Page and application data records:

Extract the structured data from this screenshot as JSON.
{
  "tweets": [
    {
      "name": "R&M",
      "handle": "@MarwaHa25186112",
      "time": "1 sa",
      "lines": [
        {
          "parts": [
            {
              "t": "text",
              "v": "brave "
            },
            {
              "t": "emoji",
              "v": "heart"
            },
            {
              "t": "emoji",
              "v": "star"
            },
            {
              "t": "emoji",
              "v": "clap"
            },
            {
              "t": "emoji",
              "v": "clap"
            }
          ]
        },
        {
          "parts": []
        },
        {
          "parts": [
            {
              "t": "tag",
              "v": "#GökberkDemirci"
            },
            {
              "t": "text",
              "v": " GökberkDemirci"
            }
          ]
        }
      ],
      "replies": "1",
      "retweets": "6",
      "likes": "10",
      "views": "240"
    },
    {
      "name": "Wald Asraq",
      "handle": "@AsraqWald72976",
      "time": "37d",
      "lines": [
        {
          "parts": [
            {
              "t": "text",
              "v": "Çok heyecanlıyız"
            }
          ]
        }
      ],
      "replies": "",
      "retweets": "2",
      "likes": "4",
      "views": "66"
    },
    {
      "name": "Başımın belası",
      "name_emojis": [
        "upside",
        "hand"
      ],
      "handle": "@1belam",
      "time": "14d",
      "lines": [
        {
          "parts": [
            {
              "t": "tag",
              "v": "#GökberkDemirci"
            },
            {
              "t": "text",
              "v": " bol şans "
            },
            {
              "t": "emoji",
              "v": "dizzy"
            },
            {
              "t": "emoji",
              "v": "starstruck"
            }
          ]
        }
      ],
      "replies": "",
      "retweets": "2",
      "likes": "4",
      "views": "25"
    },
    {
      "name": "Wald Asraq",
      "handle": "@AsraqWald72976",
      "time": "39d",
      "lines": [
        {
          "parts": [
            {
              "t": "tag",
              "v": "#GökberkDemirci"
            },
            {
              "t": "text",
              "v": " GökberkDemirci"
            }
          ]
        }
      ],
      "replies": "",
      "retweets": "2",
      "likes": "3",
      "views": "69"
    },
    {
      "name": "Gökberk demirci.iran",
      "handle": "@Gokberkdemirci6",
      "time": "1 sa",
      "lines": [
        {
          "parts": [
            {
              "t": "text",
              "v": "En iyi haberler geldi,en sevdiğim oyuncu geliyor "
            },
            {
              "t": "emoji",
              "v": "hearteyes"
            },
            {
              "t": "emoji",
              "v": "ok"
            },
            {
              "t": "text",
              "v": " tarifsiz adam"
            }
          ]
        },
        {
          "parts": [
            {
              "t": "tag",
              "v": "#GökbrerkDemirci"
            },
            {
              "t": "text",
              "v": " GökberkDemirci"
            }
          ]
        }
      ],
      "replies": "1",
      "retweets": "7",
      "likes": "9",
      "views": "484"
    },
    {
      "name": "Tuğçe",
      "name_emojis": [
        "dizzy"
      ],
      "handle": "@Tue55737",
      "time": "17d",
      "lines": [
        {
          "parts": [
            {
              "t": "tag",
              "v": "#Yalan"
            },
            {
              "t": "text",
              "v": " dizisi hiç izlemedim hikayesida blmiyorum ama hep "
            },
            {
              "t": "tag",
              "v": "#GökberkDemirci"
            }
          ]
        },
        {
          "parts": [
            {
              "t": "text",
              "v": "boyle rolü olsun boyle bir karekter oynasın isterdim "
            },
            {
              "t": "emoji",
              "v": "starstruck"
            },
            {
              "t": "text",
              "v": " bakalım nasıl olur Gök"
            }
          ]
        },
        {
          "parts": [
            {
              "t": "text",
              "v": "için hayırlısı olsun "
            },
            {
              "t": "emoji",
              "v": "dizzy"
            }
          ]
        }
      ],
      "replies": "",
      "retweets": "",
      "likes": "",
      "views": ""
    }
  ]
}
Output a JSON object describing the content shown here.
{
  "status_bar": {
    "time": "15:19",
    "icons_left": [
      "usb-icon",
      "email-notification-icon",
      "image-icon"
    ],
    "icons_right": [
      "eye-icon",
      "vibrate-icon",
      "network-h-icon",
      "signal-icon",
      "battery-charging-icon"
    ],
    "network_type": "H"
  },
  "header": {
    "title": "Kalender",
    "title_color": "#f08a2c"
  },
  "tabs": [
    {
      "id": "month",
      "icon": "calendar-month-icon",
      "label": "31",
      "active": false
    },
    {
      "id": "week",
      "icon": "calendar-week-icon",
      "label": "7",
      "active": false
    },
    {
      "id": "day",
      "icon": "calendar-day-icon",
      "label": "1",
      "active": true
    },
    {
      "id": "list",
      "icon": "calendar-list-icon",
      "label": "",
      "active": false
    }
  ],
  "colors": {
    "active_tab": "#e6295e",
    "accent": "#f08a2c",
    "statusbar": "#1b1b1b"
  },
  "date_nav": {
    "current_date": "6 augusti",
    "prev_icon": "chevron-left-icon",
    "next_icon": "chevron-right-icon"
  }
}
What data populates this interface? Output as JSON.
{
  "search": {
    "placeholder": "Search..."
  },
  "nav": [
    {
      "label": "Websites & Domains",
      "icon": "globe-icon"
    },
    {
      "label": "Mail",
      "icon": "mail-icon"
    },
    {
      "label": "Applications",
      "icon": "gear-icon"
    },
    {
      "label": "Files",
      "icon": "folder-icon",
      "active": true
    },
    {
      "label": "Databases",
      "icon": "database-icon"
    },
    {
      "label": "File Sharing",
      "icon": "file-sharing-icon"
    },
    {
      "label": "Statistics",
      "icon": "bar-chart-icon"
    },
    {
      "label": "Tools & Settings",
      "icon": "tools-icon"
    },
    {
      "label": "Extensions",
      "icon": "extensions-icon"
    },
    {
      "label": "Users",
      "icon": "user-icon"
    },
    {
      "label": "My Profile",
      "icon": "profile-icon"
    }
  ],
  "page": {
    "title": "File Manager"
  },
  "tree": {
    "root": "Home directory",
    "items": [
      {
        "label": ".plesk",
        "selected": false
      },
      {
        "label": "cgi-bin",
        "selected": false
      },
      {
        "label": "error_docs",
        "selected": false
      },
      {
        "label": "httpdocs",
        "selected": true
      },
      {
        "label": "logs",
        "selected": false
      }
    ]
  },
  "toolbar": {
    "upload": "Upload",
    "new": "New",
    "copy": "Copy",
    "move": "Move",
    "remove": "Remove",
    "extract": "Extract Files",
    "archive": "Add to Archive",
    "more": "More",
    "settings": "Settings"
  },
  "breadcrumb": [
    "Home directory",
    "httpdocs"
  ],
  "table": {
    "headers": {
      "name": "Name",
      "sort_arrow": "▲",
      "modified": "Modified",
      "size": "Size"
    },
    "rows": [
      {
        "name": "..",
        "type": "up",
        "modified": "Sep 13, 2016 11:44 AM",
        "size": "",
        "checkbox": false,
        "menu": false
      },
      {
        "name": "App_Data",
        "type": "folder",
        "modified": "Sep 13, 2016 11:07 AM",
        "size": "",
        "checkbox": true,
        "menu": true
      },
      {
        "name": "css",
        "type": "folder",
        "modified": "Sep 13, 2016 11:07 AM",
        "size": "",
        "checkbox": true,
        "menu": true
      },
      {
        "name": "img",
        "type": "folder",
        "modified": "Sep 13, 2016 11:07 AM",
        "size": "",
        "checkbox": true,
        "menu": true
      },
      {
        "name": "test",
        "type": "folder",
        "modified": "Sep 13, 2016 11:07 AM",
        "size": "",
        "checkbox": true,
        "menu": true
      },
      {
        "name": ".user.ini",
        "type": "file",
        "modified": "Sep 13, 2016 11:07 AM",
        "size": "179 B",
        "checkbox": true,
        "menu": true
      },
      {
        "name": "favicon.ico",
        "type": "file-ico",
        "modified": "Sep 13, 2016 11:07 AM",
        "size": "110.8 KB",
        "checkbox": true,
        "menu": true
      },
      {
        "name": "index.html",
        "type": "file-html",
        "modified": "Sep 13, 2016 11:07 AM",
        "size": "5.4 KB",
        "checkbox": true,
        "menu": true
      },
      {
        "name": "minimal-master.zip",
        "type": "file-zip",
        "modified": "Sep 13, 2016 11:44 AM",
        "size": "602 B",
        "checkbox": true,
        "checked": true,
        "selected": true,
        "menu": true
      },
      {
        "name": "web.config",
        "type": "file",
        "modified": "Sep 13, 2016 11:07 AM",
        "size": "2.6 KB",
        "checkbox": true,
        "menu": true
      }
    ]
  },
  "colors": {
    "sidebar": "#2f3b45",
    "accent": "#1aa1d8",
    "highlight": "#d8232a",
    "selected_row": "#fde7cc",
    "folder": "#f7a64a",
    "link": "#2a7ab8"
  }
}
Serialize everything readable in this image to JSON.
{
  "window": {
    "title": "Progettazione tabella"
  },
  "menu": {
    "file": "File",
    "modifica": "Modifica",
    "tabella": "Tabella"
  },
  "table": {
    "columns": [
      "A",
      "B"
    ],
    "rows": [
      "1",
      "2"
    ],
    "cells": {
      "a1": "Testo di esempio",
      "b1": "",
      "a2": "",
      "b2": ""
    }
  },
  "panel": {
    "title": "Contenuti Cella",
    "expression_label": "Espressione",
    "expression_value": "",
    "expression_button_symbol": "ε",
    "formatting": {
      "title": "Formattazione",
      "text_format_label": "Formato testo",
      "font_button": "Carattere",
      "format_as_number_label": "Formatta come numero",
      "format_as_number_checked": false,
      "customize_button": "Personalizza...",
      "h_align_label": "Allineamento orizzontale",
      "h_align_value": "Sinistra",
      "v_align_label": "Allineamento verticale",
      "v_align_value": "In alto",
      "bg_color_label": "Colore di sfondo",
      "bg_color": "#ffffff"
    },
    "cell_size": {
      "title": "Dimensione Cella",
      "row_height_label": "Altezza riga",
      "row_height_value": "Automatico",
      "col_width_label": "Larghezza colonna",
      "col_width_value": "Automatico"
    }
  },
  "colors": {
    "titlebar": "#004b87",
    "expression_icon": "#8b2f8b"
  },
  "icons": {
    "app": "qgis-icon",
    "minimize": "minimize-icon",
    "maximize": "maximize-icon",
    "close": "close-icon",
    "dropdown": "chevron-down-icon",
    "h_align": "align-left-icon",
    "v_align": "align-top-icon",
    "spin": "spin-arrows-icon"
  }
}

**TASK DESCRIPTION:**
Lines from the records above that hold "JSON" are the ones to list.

**WRITTEN ANSWER:**
Extract the structured data from this screenshot as JSON.
Output a JSON object describing the content shown here.
What data populates this interface? Output as JSON.
Serialize everything readable in this image to JSON.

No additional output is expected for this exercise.